No longer just a pre- or post-dinner proposition, many of Melbourne’s bars now offer dishes to rival their restaurant counterparts. Kick off with a cocktail or a glass of wine at the bar, then make a meal of it with a procession of small plates. From Japanese-leaning hotdogs to indulgent waffles, we bring you the tastiest booze-friendly food around town.

Hihou hotdog at Hihou
Finding this Flinders Lane bar is half the fun. Once you’ve happened upon the doorbell and been admitted to the second-floor den, prop yourself at the bar, hover over one of the petite tables for two, or slip off your shoes and slide into one of the plushly-carpeted booths. Among knockout tuna cigars and chilli edamame on the Japanese bar menu, the Hihou Dog ($11) is a standout. A Baker D. Chirico sesame brioche bun holds a finger-slender Gotzinger pork sausage and a jumble of pickled cabbage. Bottles of house-made tonkatsu, chilli sauce and wasabi mayo are there to add as you please. Savour it over a Kirin beer or top-shelf sake served in earthenware cups.

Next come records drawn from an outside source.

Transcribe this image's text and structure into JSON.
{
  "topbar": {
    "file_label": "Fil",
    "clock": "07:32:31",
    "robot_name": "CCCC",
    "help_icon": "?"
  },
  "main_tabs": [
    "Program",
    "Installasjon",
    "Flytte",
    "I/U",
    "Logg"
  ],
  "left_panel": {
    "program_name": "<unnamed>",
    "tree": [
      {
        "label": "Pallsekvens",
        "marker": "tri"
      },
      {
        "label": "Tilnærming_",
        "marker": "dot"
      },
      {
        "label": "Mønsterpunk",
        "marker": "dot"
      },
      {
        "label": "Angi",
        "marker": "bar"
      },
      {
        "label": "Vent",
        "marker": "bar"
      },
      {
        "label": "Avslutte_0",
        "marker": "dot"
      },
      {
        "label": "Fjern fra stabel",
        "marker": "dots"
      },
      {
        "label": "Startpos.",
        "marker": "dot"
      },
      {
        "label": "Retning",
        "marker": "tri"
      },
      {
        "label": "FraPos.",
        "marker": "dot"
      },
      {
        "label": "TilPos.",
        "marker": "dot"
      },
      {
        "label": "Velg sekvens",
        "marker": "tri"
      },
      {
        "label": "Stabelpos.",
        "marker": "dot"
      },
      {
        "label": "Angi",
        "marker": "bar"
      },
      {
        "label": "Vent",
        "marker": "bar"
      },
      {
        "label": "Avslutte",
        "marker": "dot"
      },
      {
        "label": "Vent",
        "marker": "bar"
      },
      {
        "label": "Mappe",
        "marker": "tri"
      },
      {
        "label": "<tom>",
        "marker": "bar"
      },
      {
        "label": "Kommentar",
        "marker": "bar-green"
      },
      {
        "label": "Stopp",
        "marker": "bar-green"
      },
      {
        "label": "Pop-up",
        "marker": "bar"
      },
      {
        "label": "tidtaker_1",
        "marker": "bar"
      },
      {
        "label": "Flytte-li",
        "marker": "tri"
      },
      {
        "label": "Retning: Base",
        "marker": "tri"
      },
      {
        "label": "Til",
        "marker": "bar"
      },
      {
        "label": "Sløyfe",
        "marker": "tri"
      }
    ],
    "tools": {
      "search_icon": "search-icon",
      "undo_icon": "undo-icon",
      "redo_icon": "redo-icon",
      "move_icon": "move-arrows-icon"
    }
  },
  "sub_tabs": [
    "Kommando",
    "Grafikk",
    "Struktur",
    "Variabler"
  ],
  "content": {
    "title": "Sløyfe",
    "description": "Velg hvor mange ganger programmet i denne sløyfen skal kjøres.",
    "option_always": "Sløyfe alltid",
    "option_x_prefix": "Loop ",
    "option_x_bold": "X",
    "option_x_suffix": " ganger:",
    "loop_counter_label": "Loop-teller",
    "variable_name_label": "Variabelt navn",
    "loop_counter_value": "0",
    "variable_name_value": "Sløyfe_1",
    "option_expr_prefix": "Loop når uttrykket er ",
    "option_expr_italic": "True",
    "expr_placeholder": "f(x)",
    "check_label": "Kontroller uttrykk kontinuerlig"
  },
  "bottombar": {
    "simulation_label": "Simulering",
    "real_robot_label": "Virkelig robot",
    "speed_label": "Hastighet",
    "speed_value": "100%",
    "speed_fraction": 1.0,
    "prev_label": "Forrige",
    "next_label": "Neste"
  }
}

Duck waffle at Cumulus Up
Set above Cumulus Inc., industrial-luxe Cumulus Up was a hit from the minute it opened, such is the Midas touch of Andrew McConnell. And as we’ve come to expect from this game-changing chef, the bar snacks here are a cut above. While we might usually associate waffles with condiments of maple syrup and berries, McConnell has elevated this breakfast bad boy to savoury status with a duck-studded version ($8). Filled with confit meat and shreds of skin, the golden wedge comes topped with a swirl of foie gras parfait and a splodge of prune puree. This concoction plays nice with a glass of pinot noir.

Goat’s cheese profiteroles at The Town Mouse
In the Drummond Street space once occupied by Andrew McConnell and Nicolas Poelaert, sleek newcomer the Town Mouse has quickly made itself at home. A curvaceous bar and tall tables now beckon for snappy share plates with glasses of wine. Goat’s cheese profiteroles in a puddle of rooftop-harvested honey ($3 each) work a treat with a glass of muscadet from the Loire Valley. Make a meal of it with dishes of steamed clams, crisped beef cheeks or pressed lamb belly.

Gnocchi alla Romana at Bar Di Stasio
This slender slip of a room beside Café Di Stasio delivers drink-friendly dining at its best. Pop in for a Negroni sbagliata (literally a ‘wrong’ Negroni, pepped up with a splash of prosecco) at the marble bar, then take your pick of inviting Italian dishes, perhaps a single lamb cutlet, two pieces of roast duck, or a trio of gnocchi alla Romana at $4 a pop. These smooth-textured semolina rounds come topped with a flavoursome wild boar ragu. Balance out the meaty with a serve of crumbed eggplant chips or a goat’s cheese, tomato and basil salad.

Gently pickled mushrooms at Neighbourhood Wine
Bearing a far more virtuous vibe than days gone by, Neighbourhood Wine is ticking all the boxes with its homey loungeroom feel, pool table and sprawling wine list. Open a bottle, pick up a cue and order the pickled mushrooms with lentil vinaigrette, walnuts and redlof ($15), paired with a pert Trebbiano from Abruzzo. Forget the stodge of bar dishes past – this is wine-dining at its healthful best. Remember that Neighbourhood Wine tends to switch up their menu week to week, so even if they’re all out of mushrooms on your visit, you can rest assured that there’ll be plenty more on the menu that will satisfy (like the Dutch beef croquettes pictured).

See the second edition of our bar snacks guide here.